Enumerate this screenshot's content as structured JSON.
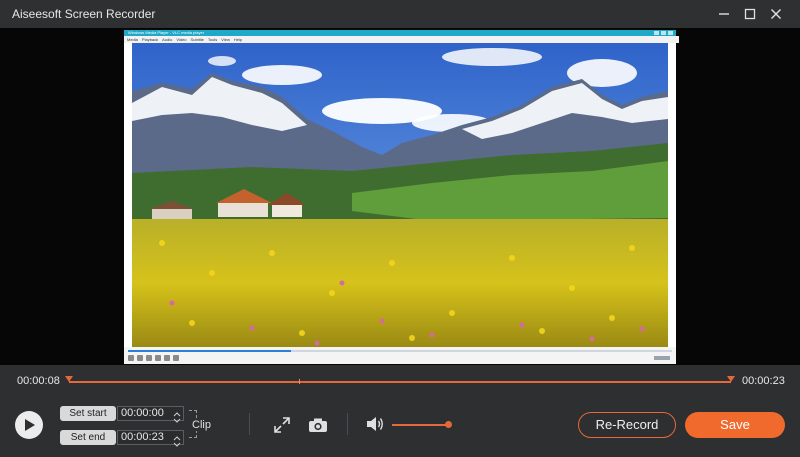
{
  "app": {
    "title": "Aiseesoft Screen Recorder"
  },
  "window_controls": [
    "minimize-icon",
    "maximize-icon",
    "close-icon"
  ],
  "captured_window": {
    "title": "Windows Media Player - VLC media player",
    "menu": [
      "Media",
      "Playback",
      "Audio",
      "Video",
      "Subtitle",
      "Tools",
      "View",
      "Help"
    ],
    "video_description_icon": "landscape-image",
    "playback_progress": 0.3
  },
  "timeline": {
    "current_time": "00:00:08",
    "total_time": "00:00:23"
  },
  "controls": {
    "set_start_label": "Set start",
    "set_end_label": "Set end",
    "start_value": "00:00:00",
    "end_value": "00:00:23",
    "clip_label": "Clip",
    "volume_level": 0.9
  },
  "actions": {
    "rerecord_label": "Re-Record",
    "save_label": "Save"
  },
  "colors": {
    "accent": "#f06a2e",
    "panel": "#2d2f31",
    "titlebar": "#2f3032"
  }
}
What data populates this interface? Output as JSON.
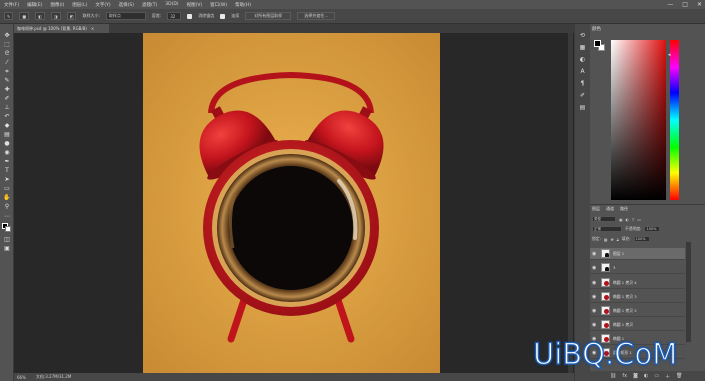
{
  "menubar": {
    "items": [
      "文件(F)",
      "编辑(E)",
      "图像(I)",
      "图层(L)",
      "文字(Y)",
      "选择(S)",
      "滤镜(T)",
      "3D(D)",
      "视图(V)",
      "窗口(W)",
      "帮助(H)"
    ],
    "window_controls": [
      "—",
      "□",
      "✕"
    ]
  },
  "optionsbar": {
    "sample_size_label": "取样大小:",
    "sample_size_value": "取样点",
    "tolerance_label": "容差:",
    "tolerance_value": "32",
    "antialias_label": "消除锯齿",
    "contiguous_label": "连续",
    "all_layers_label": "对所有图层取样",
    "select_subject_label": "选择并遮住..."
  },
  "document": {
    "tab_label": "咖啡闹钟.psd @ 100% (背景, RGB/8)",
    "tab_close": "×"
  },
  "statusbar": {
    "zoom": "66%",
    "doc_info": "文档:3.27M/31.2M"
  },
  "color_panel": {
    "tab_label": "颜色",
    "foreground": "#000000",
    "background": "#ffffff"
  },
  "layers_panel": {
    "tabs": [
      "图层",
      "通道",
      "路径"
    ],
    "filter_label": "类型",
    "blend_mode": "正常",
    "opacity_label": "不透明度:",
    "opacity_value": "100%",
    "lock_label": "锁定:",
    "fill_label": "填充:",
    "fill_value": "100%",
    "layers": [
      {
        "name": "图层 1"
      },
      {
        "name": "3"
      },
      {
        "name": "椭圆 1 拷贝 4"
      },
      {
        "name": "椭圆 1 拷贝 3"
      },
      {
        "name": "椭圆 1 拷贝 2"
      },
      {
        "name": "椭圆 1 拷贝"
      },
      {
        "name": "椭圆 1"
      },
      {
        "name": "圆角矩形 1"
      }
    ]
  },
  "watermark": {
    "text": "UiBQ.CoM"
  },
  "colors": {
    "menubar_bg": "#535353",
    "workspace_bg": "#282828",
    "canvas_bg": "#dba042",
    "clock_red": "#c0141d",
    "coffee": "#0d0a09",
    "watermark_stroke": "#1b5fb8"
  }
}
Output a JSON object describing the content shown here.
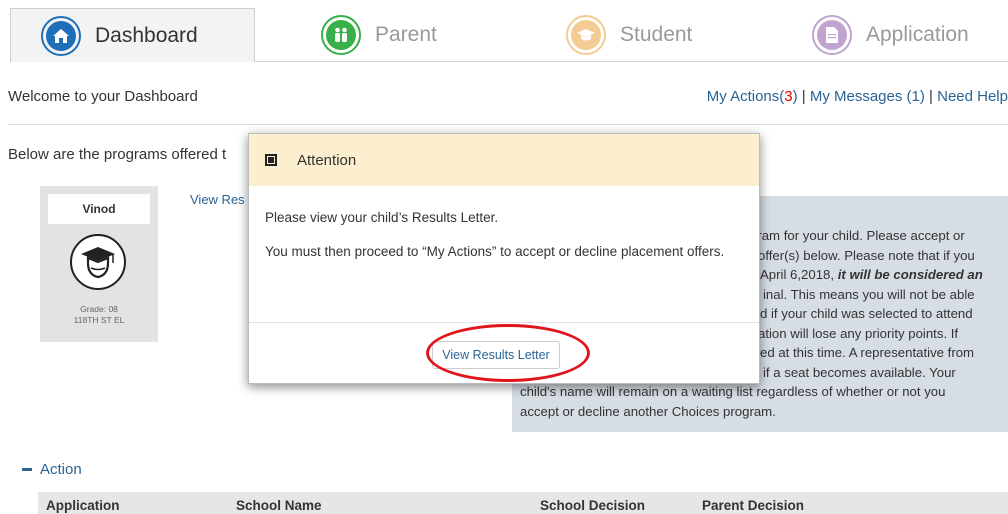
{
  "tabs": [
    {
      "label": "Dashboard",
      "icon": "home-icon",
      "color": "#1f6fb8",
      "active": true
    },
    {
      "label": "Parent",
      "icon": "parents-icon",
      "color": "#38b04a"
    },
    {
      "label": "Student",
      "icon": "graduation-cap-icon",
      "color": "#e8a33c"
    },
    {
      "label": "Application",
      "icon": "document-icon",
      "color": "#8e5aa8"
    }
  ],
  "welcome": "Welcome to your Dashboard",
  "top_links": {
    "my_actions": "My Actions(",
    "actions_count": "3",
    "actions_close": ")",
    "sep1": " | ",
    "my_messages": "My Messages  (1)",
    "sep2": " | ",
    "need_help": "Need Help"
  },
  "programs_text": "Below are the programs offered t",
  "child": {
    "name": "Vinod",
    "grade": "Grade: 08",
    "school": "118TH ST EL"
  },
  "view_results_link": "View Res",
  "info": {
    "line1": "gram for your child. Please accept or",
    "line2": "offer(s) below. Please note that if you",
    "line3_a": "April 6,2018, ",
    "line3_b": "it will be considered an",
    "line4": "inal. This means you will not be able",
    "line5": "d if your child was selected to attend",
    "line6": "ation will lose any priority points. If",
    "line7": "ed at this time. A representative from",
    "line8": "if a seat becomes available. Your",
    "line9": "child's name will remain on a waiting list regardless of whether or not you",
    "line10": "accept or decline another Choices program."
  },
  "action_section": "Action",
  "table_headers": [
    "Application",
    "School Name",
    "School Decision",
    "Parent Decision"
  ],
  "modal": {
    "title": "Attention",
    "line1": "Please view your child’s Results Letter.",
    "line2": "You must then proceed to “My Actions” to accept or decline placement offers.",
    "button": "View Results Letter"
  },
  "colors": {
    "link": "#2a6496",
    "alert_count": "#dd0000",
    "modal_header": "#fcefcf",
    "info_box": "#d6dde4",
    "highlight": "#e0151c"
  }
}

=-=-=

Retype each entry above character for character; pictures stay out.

Enumerate this screenshot's content as structured JSON.
{
  "app": {
    "title": "Aiseesoft Screen Recorder"
  },
  "window_controls": [
    "minimize-icon",
    "maximize-icon",
    "close-icon"
  ],
  "captured_window": {
    "title": "Windows Media Player - VLC media player",
    "menu": [
      "Media",
      "Playback",
      "Audio",
      "Video",
      "Subtitle",
      "Tools",
      "View",
      "Help"
    ],
    "video_description_icon": "landscape-image",
    "playback_progress": 0.3
  },
  "timeline": {
    "current_time": "00:00:08",
    "total_time": "00:00:23"
  },
  "controls": {
    "set_start_label": "Set start",
    "set_end_label": "Set end",
    "start_value": "00:00:00",
    "end_value": "00:00:23",
    "clip_label": "Clip",
    "volume_level": 0.9
  },
  "actions": {
    "rerecord_label": "Re-Record",
    "save_label": "Save"
  },
  "colors": {
    "accent": "#f06a2e",
    "panel": "#2d2f31",
    "titlebar": "#2f3032"
  }
}
What data populates this interface? Output as JSON.
{
  "menubar": {
    "items": [
      "文件(F)",
      "编辑(E)",
      "图像(I)",
      "图层(L)",
      "文字(Y)",
      "选择(S)",
      "滤镜(T)",
      "3D(D)",
      "视图(V)",
      "窗口(W)",
      "帮助(H)"
    ],
    "window_controls": [
      "—",
      "□",
      "✕"
    ]
  },
  "optionsbar": {
    "sample_size_label": "取样大小:",
    "sample_size_value": "取样点",
    "tolerance_label": "容差:",
    "tolerance_value": "32",
    "antialias_label": "消除锯齿",
    "contiguous_label": "连续",
    "all_layers_label": "对所有图层取样",
    "select_subject_label": "选择并遮住..."
  },
  "document": {
    "tab_label": "咖啡闹钟.psd @ 100% (背景, RGB/8)",
    "tab_close": "×"
  },
  "statusbar": {
    "zoom": "66%",
    "doc_info": "文档:3.27M/31.2M"
  },
  "color_panel": {
    "tab_label": "颜色",
    "foreground": "#000000",
    "background": "#ffffff"
  },
  "layers_panel": {
    "tabs": [
      "图层",
      "通道",
      "路径"
    ],
    "filter_label": "类型",
    "blend_mode": "正常",
    "opacity_label": "不透明度:",
    "opacity_value": "100%",
    "lock_label": "锁定:",
    "fill_label": "填充:",
    "fill_value": "100%",
    "layers": [
      {
        "name": "图层 1"
      },
      {
        "name": "3"
      },
      {
        "name": "椭圆 1 拷贝 4"
      },
      {
        "name": "椭圆 1 拷贝 3"
      },
      {
        "name": "椭圆 1 拷贝 2"
      },
      {
        "name": "椭圆 1 拷贝"
      },
      {
        "name": "椭圆 1"
      },
      {
        "name": "圆角矩形 1"
      }
    ]
  },
  "watermark": {
    "text": "UiBQ.CoM"
  },
  "colors": {
    "menubar_bg": "#535353",
    "workspace_bg": "#282828",
    "canvas_bg": "#dba042",
    "clock_red": "#c0141d",
    "coffee": "#0d0a09",
    "watermark_stroke": "#1b5fb8"
  }
}
Output a JSON object describing the content shown here.
{
  "tabs": [
    {
      "label": "Dashboard",
      "icon": "home-icon",
      "color": "#1f6fb8",
      "active": true
    },
    {
      "label": "Parent",
      "icon": "parents-icon",
      "color": "#38b04a"
    },
    {
      "label": "Student",
      "icon": "graduation-cap-icon",
      "color": "#e8a33c"
    },
    {
      "label": "Application",
      "icon": "document-icon",
      "color": "#8e5aa8"
    }
  ],
  "welcome": "Welcome to your Dashboard",
  "top_links": {
    "my_actions": "My Actions(",
    "actions_count": "3",
    "actions_close": ")",
    "sep1": " | ",
    "my_messages": "My Messages  (1)",
    "sep2": " | ",
    "need_help": "Need Help"
  },
  "programs_text": "Below are the programs offered t",
  "child": {
    "name": "Vinod",
    "grade": "Grade: 08",
    "school": "118TH ST EL"
  },
  "view_results_link": "View Res",
  "info": {
    "line1": "gram for your child. Please accept or",
    "line2": "offer(s) below. Please note that if you",
    "line3_a": "April 6,2018, ",
    "line3_b": "it will be considered an",
    "line4": "inal. This means you will not be able",
    "line5": "d if your child was selected to attend",
    "line6": "ation will lose any priority points. If",
    "line7": "ed at this time. A representative from",
    "line8": "if a seat becomes available. Your",
    "line9": "child's name will remain on a waiting list regardless of whether or not you",
    "line10": "accept or decline another Choices program."
  },
  "action_section": "Action",
  "table_headers": [
    "Application",
    "School Name",
    "School Decision",
    "Parent Decision"
  ],
  "modal": {
    "title": "Attention",
    "line1": "Please view your child’s Results Letter.",
    "line2": "You must then proceed to “My Actions” to accept or decline placement offers.",
    "button": "View Results Letter"
  },
  "colors": {
    "link": "#2a6496",
    "alert_count": "#dd0000",
    "modal_header": "#fcefcf",
    "info_box": "#d6dde4",
    "highlight": "#e0151c"
  }
}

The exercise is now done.